Technological progress benefits people across society, but it can play a special role in supporting people with disabilities. At the intersection between artificial intelligence (AI) and inclusive design is a sweet spot where intelligent machines can enable more people to live independent lives.
This sweet spot is what Saqib Shaikh, a Microsoft software engineer who also happens to be blind, is focused on. In 2014, Saqib participated in Microsoft’s first company-wide hackathon, developing an idea for using AI to empower individuals with visual impairments. This eventually evolved into Seeing AI. Launched in 2017, this “talking camera” smartphone app uses AI to describe people, text and objects, giving people with visual impairments a new way to understand the world around them. It has already helped users with more than 20 million tasks.
In our latest #TechTalk, Saqib discusses how his hackathon idea became a Microsoft product and transformed from a pet project into his full-time day job. He also discusses the importance of listening to and taking on-board user feedback to improve the app. For instance, when users asked for Seeing AI to be available in other languages than English, Microsoft responded. As of today, Seeing AI is also available in Spanish, French, German, Dutch, and Japanese. Saqib also addresses the responsibility of technology companies to ensure that AI systems are developed using fair and representative training data that reflect not only racial and gender diversity, but also the experiences of people with disabilities.

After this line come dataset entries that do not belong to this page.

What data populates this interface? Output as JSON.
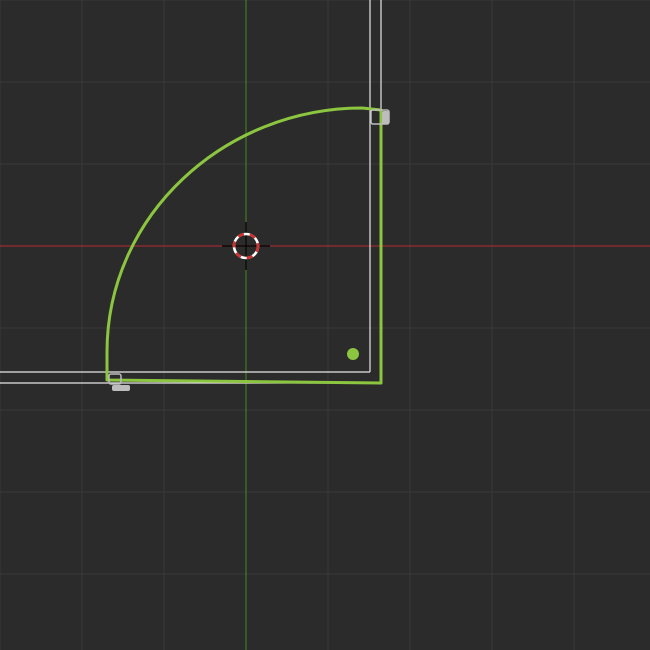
{
  "viewport": {
    "view": "top-orthographic",
    "background_color": "#2b2b2b",
    "grid": {
      "visible": true,
      "color": "#3a3a3a",
      "subdivision_color": "#303030"
    },
    "axes": {
      "x_axis_color": "#9c2b33",
      "y_axis_color": "#3f7d1e"
    }
  },
  "scene": {
    "wireframe_walls": {
      "color": "#e6e6e6"
    },
    "selected_curve": {
      "shape": "quarter-circle",
      "state": "selected",
      "color": "#8cc53f"
    },
    "curve_origin_point": {
      "color": "#8cc53f"
    },
    "snap_handles": {
      "color": "#bdbdbd"
    },
    "3d_cursor": {
      "ring_color_a": "#ffffff",
      "ring_color_b": "#d03030",
      "crosshair_color": "#000000"
    }
  }
}
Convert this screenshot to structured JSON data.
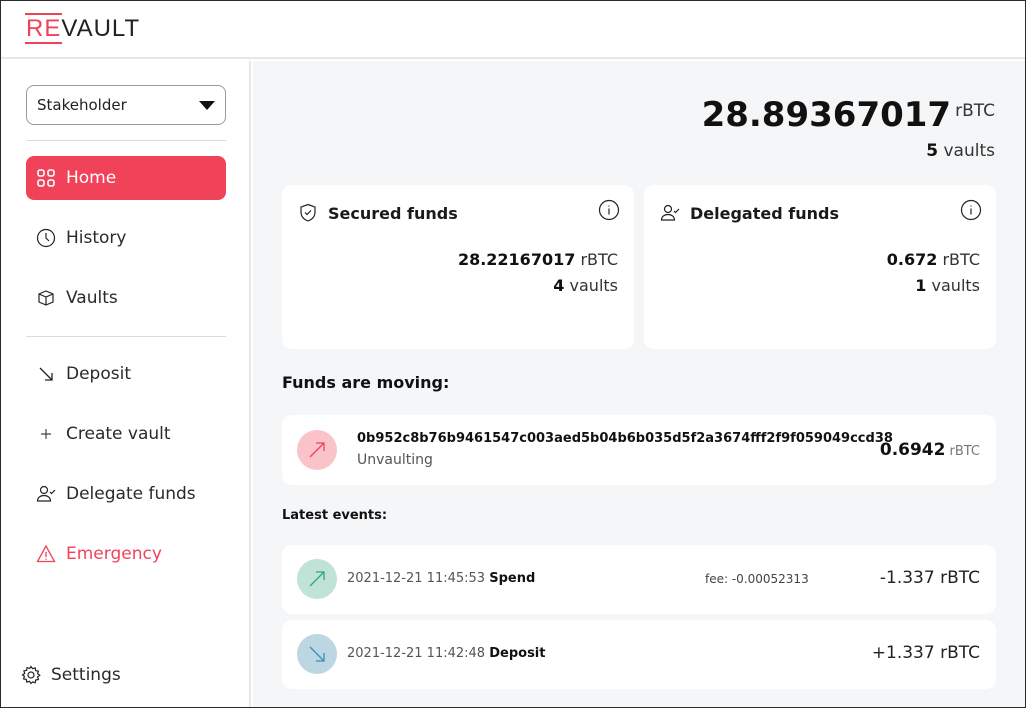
{
  "app": {
    "logo_accent": "RE",
    "logo_rest": "VAULT"
  },
  "colors": {
    "accent": "#f04359",
    "spend_circle": "#bfe3d6",
    "spend_arrow": "#2ea77a",
    "deposit_circle": "#bcd6e2",
    "deposit_arrow": "#3a8fb7",
    "unvault_circle": "#f9c3c9",
    "unvault_arrow": "#f04359"
  },
  "sidebar": {
    "role_select": {
      "value": "Stakeholder"
    },
    "items": [
      {
        "label": "Home",
        "icon": "grid-icon",
        "active": true
      },
      {
        "label": "History",
        "icon": "clock-icon"
      },
      {
        "label": "Vaults",
        "icon": "box-icon"
      },
      {
        "label": "Deposit",
        "icon": "arrow-down-right-icon"
      },
      {
        "label": "Create vault",
        "icon": "plus-icon"
      },
      {
        "label": "Delegate funds",
        "icon": "user-check-icon"
      },
      {
        "label": "Emergency",
        "icon": "warning-icon"
      }
    ],
    "settings": {
      "label": "Settings",
      "icon": "gear-icon"
    }
  },
  "overview": {
    "total_amount": "28.89367017",
    "unit": "rBTC",
    "vault_count": "5",
    "vaults_label": "vaults"
  },
  "cards": {
    "secured": {
      "title": "Secured funds",
      "amount": "28.22167017",
      "unit": "rBTC",
      "vault_count": "4",
      "vaults_label": "vaults"
    },
    "delegated": {
      "title": "Delegated funds",
      "amount": "0.672",
      "unit": "rBTC",
      "vault_count": "1",
      "vaults_label": "vaults"
    }
  },
  "moving": {
    "title": "Funds are moving:",
    "items": [
      {
        "txid": "0b952c8b76b9461547c003aed5b04b6b035d5f2a3674fff2f9f059049ccd38",
        "status": "Unvaulting",
        "amount": "0.6942",
        "unit": "rBTC"
      }
    ]
  },
  "events": {
    "title": "Latest events:",
    "items": [
      {
        "date": "2021-12-21 11:45:53",
        "type": "Spend",
        "fee": "fee: -0.00052313",
        "amount": "-1.337 rBTC"
      },
      {
        "date": "2021-12-21 11:42:48",
        "type": "Deposit",
        "fee": "",
        "amount": "+1.337 rBTC"
      }
    ]
  }
}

He is a firm believer in the need to adopt policies to mitigate negative impacts of AI, but notes that, given the speed at which AI technology develops, a focus on desired outcomes is required rather than regulating specific technologies.
Check out the Microsoft Stories feature to learn more about the new language support, and watch the full #TechTalk with Saqib Shaikh here: